The City of Hood River is receiving a low-interest loan of just over $2.7 million from the Oregon Department of Environmental Quality to extend the outfall pipe for the municipal wastewater treatment plant further out into the Columbia River. City Manager Steve Wheeler says DEQ had advised the City the current outfall site for treated sewage was not appropriate. The new outfall pipe will run along the Hook and then out into the river into a better “mixing zone.’ Wheeler says they have to time water work to take place during the allowable time period between November and March. The interest rate on the DEQ loan is one-point-four percent.
Hood River City Councilors and Planning Commissioners now have a housing needs analysis compiled by an advisory committee in hand, so the focus falls on what kind of action is taken on it. The subject of developing more workforce housing in Hood River in the face of continually rising home prices has been bandied about for years. The analysis included a number of different housing strategies, including increasing the efficiency of the use of land in Hood River’s urban growth boundary through policy changes, regulating and managing secondary and short-term rental housing, and encouraging development of market-rate and government-subsidized affordable housing through policy actions. The planning commission will hold a public hearing on the findings of the report on July 6. The report is available on-line at the City’s website.
The Dalles City Council received a report on water and sewer rates on Monday evening. The report, based on recently compiled data from the League of Oregon Cities, showed water rates in The Dalles are higher than average and wastewater rates are lower. Mayor Steve Lawrence says he wasn’t sure how to completely evaluate how to use the information as presented, noting he was looking for any possible way to reduce the rate burden on residents. Lawrence pointed out water rates in The Dalles remained unchanged between 1994 and 2006 with no capital improvements taking place, so the City is in catch-up mode. In other business, Councilors approved an agreement with Wasco County to take over responsibility for roads in annexed areas the City had not accepted into its street system. The two agencies will chip seal the roads, then the City will accept them. The County approved the agreement last week.

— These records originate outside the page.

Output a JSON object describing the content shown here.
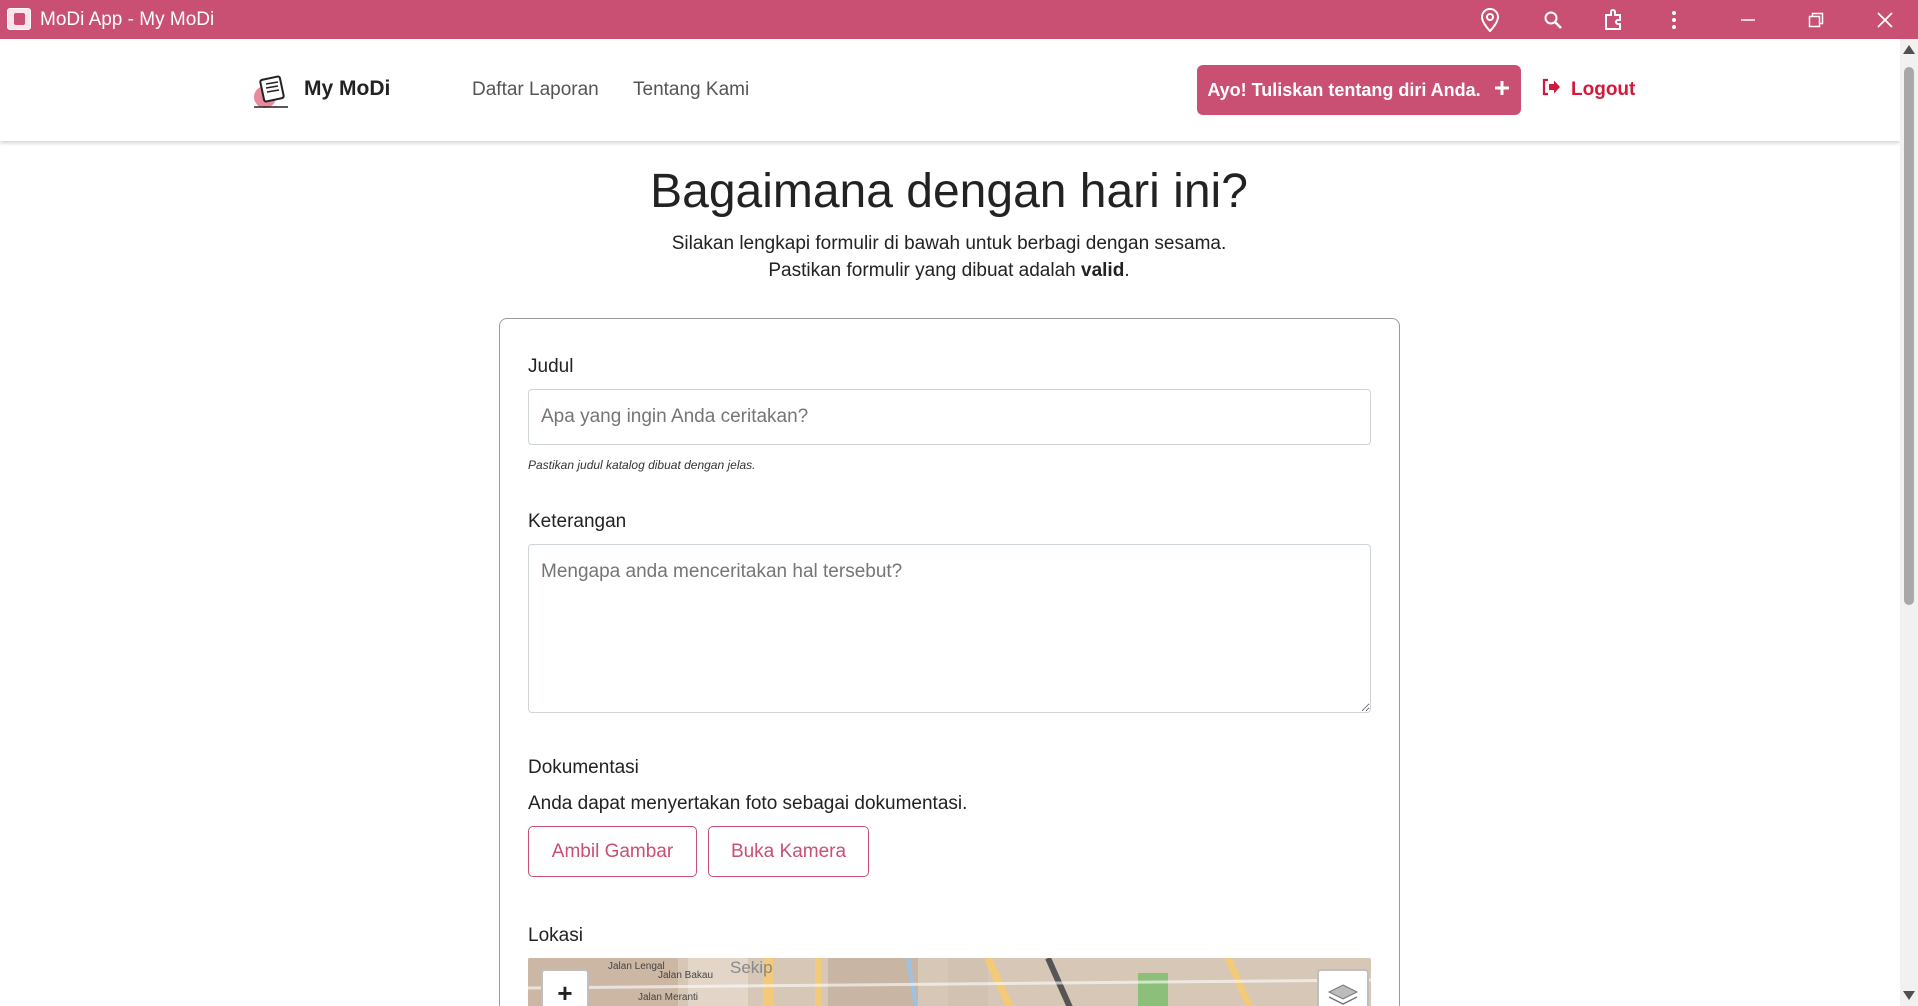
{
  "window": {
    "title": "MoDi App - My MoDi"
  },
  "navbar": {
    "brand": "My MoDi",
    "links": [
      "Daftar Laporan",
      "Tentang Kami"
    ],
    "cta_label": "Ayo! Tuliskan tentang diri Anda.",
    "logout_label": "Logout"
  },
  "hero": {
    "title": "Bagaimana dengan hari ini?",
    "subtitle_line1": "Silakan lengkapi formulir di bawah untuk berbagi dengan sesama.",
    "subtitle_line2_prefix": "Pastikan formulir yang dibuat adalah ",
    "subtitle_line2_bold": "valid",
    "subtitle_line2_suffix": "."
  },
  "form": {
    "title": {
      "label": "Judul",
      "placeholder": "Apa yang ingin Anda ceritakan?",
      "hint": "Pastikan judul katalog dibuat dengan jelas."
    },
    "description": {
      "label": "Keterangan",
      "placeholder": "Mengapa anda menceritakan hal tersebut?"
    },
    "documentation": {
      "label": "Dokumentasi",
      "text": "Anda dapat menyertakan foto sebagai dokumentasi.",
      "pick_image_label": "Ambil Gambar",
      "open_camera_label": "Buka Kamera"
    },
    "location": {
      "label": "Lokasi",
      "zoom_in_label": "+",
      "map_labels": [
        "Sekip",
        "Jalan Lengal",
        "Jalan Bakau",
        "Jalan Meranti"
      ]
    }
  },
  "colors": {
    "brand": "#c94f73",
    "logout": "#d4183c"
  }
}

A Hermiston man died after being involved in an accident while driving the wrong way on Interstate 84 in Gilliam County. According to the Oregon State Police, Tyler Brown was driving an SUV eastbound in the westbound lanes of I-84 near milepost 114 at about 11:15 p.m. Monday when he struck a semi-truck head on. Both vehicles came to rest in the travel lanes and caught fire. The driver of the truck, 61-year-old Michael McCright of Redmond, managed to escape the fire as both vehicles became fully engulfed. McCright was not injured, while Brown was declared deceased on scene. The truck was loaded with recently harvested salmon, which took hours for fire crews to fully extinguish. Both directions of I-84 were closed for almost four hours until one lane in each direction could be opened. Crews were still on the scene Tuesday morning cleaning the highway. Sherman County Fire, Rufus Rural Fire Department and the Oregon Department of Transportation assisted OSP officers.